### What to produce
I'd like the entire listing output verbatim, apart from the pictures.

[Working data]

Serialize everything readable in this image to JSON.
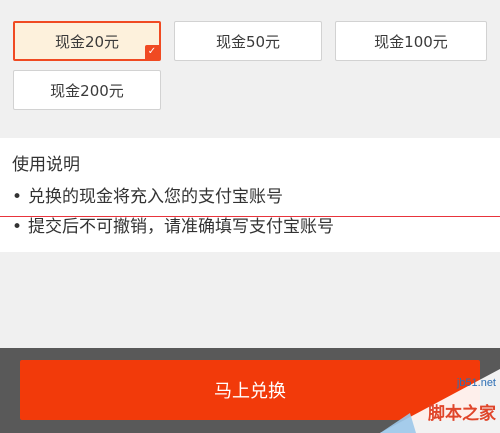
{
  "options": [
    {
      "label": "现金20元",
      "selected": true
    },
    {
      "label": "现金50元",
      "selected": false
    },
    {
      "label": "现金100元",
      "selected": false
    },
    {
      "label": "现金200元",
      "selected": false
    }
  ],
  "check_glyph": "✓",
  "notes": {
    "title": "使用说明",
    "bullet": "•",
    "lines": [
      "兑换的现金将充入您的支付宝账号",
      "提交后不可撤销，请准确填写支付宝账号"
    ]
  },
  "exchange_label": "马上兑换",
  "watermark": {
    "site": "jb51.net",
    "name": "脚本之家"
  },
  "colors": {
    "accent": "#f04a22",
    "button": "#f23a0a",
    "selected_bg": "#fdf1dc",
    "bottom_bar": "#595959",
    "rule": "#e8343c"
  },
  "icons": {
    "check": "check-icon"
  }
}
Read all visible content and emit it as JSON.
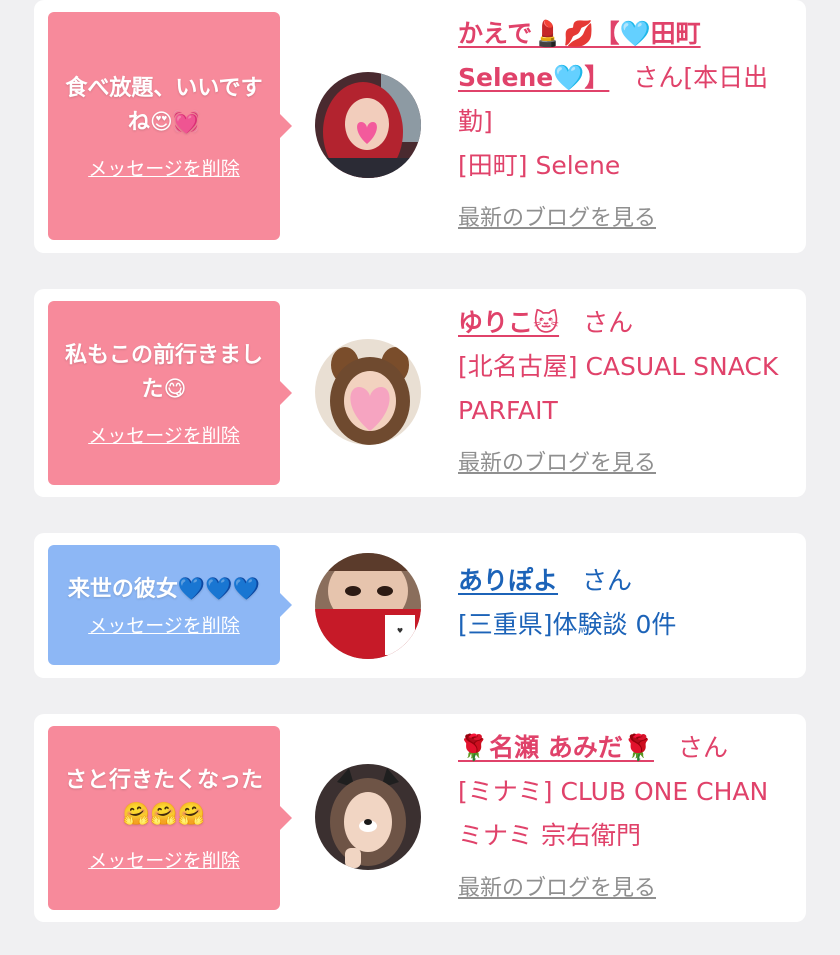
{
  "colors": {
    "pink_bubble": "#f78a9b",
    "blue_bubble": "#8db7f5",
    "pink_text": "#e0426a",
    "blue_text": "#1c63b8",
    "blog_link": "#8f8f8f",
    "page_bg": "#f0f0f2"
  },
  "messages": [
    {
      "text": "食べ放題、いいですね😍💓",
      "delete_label": "メッセージを削除",
      "name": "かえで💄💋【🩵田町Selene🩵】",
      "suffix": "さん[本日出勤]",
      "shop": "[田町] Selene",
      "blog_label": "最新のブログを見る",
      "theme": "pink"
    },
    {
      "text": "私もこの前行きました😋",
      "delete_label": "メッセージを削除",
      "name": "ゆりこ🐱",
      "suffix": "さん",
      "shop": "[北名古屋] CASUAL SNACK PARFAIT",
      "blog_label": "最新のブログを見る",
      "theme": "pink"
    },
    {
      "text": "来世の彼女💙💙💙",
      "delete_label": "メッセージを削除",
      "name": "ありぽよ",
      "suffix": "さん",
      "shop": "[三重県]体験談 0件",
      "theme": "blue"
    },
    {
      "text": "さと行きたくなった🤗🤗🤗",
      "delete_label": "メッセージを削除",
      "name": "🌹名瀬 あみだ🌹",
      "suffix": "さん",
      "shop": "[ミナミ] CLUB ONE CHAN ミナミ 宗右衛門",
      "blog_label": "最新のブログを見る",
      "theme": "pink"
    }
  ]
}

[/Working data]

### Result of this task
Serialize everything readable in this image to JSON.
{
  "options": [
    {
      "label": "现金20元",
      "selected": true
    },
    {
      "label": "现金50元",
      "selected": false
    },
    {
      "label": "现金100元",
      "selected": false
    },
    {
      "label": "现金200元",
      "selected": false
    }
  ],
  "check_glyph": "✓",
  "notes": {
    "title": "使用说明",
    "bullet": "•",
    "lines": [
      "兑换的现金将充入您的支付宝账号",
      "提交后不可撤销，请准确填写支付宝账号"
    ]
  },
  "exchange_label": "马上兑换",
  "watermark": {
    "site": "jb51.net",
    "name": "脚本之家"
  },
  "colors": {
    "accent": "#f04a22",
    "button": "#f23a0a",
    "selected_bg": "#fdf1dc",
    "bottom_bar": "#595959",
    "rule": "#e8343c"
  },
  "icons": {
    "check": "check-icon"
  }
}
Read all visible content and emit it as JSON.
{
  "colors": {
    "pink_bubble": "#f78a9b",
    "blue_bubble": "#8db7f5",
    "pink_text": "#e0426a",
    "blue_text": "#1c63b8",
    "blog_link": "#8f8f8f",
    "page_bg": "#f0f0f2"
  },
  "messages": [
    {
      "text": "食べ放題、いいですね😍💓",
      "delete_label": "メッセージを削除",
      "name": "かえで💄💋【🩵田町Selene🩵】",
      "suffix": "さん[本日出勤]",
      "shop": "[田町] Selene",
      "blog_label": "最新のブログを見る",
      "theme": "pink"
    },
    {
      "text": "私もこの前行きました😋",
      "delete_label": "メッセージを削除",
      "name": "ゆりこ🐱",
      "suffix": "さん",
      "shop": "[北名古屋] CASUAL SNACK PARFAIT",
      "blog_label": "最新のブログを見る",
      "theme": "pink"
    },
    {
      "text": "来世の彼女💙💙💙",
      "delete_label": "メッセージを削除",
      "name": "ありぽよ",
      "suffix": "さん",
      "shop": "[三重県]体験談 0件",
      "theme": "blue"
    },
    {
      "text": "さと行きたくなった🤗🤗🤗",
      "delete_label": "メッセージを削除",
      "name": "🌹名瀬 あみだ🌹",
      "suffix": "さん",
      "shop": "[ミナミ] CLUB ONE CHAN ミナミ 宗右衛門",
      "blog_label": "最新のブログを見る",
      "theme": "pink"
    }
  ]
}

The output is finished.